Retired two-time world champion freestyle skier Jen Hudak thinks California ski prodigy Eileen Gu is betraying her country to compete for China in the 2022 Winter Olympics.
“It is not my place to judge, but Eileen is from California, not from China, and her decision [to ski for China] seems opportunistic,” said Hudak.
“She became the athlete she is because she grew up in the United States, where she had access to premier training grounds and coaching that, as a female, she might not have had in China,” she continued. “I think she would be a different skier if she grew up in China.
Gu was born in the United States to an American father and a Chinese mother. She began competing as an American in major skiing events in 2018, but announced her defection to China in a 2019 Instagram post.
“This was an incredibly tough decision for me to make,” the then 15-year-old wrote. “I am proud of my heritage, and equally proud of my American upbringings. The opportunity to help inspire millions of young people where my mom was born, during the 2022 Beijing Olympic Winter Games is a once-in-a-lifetime opportunity to help to promote the sport I love.”
Gu has crushed her competition since arriving on the ski scene, winning two Gold medals at the 2021 World Championships in Aspen, and according to Hudak, is favored to win in the three events she’s competing in at the Olympics.
“I don’t think anyone is at her level. I can see her getting medals in all three events this year,” Hudak remarked. “This makes me sad, it would be nice to see the medals going to America.”
And Gu is for all intents and purposes, an American. She was born in San Francisco, where she graduated from high school, and intends to enroll at Stanford University after the Beijing Games. China does not allow dual citizenship, but Gu has yet to renounce her status as an American citizen.

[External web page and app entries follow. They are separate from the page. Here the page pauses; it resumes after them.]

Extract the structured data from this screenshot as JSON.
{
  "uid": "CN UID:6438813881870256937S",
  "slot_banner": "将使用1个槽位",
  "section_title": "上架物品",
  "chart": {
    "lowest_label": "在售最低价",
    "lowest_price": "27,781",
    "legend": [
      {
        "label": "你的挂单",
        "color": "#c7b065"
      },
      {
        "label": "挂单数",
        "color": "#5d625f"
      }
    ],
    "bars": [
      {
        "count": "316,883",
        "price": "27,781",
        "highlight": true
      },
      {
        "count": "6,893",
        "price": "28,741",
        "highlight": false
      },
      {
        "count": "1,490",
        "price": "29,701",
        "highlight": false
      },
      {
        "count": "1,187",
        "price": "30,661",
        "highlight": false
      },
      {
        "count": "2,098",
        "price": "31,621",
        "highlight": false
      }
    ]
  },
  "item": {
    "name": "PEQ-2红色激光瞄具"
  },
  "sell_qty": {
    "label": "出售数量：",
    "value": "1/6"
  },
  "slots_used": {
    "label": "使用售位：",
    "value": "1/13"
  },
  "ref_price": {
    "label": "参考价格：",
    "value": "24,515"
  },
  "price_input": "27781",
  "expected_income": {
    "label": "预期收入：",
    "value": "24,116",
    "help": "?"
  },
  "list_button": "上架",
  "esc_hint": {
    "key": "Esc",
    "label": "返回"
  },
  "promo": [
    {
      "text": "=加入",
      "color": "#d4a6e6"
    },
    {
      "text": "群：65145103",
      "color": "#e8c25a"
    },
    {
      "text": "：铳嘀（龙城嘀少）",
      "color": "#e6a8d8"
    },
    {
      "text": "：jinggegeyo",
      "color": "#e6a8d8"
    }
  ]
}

“Nobody can deny I’m American, nobody can deny I’m Chinese,” she said in an interview. “When I’m in the U.S., I’m American, but when I’m in China, I’m Chinese.”
But as Hudak implies, Gu ditching the U.S. for China might be financially motivated. Despite being sponsored by Red Bull, Cadillac, and Beats by Dre, the twenty-plus endorsements the “Snow Princess” has in China, at a minimum of $2.5 million a pop, have proven to be much more lucrative.
“She is the golden star for the country with the fastest-growing economy,” one of her former coaches commented. “She can be the Tony Hawk of winter sports in China.”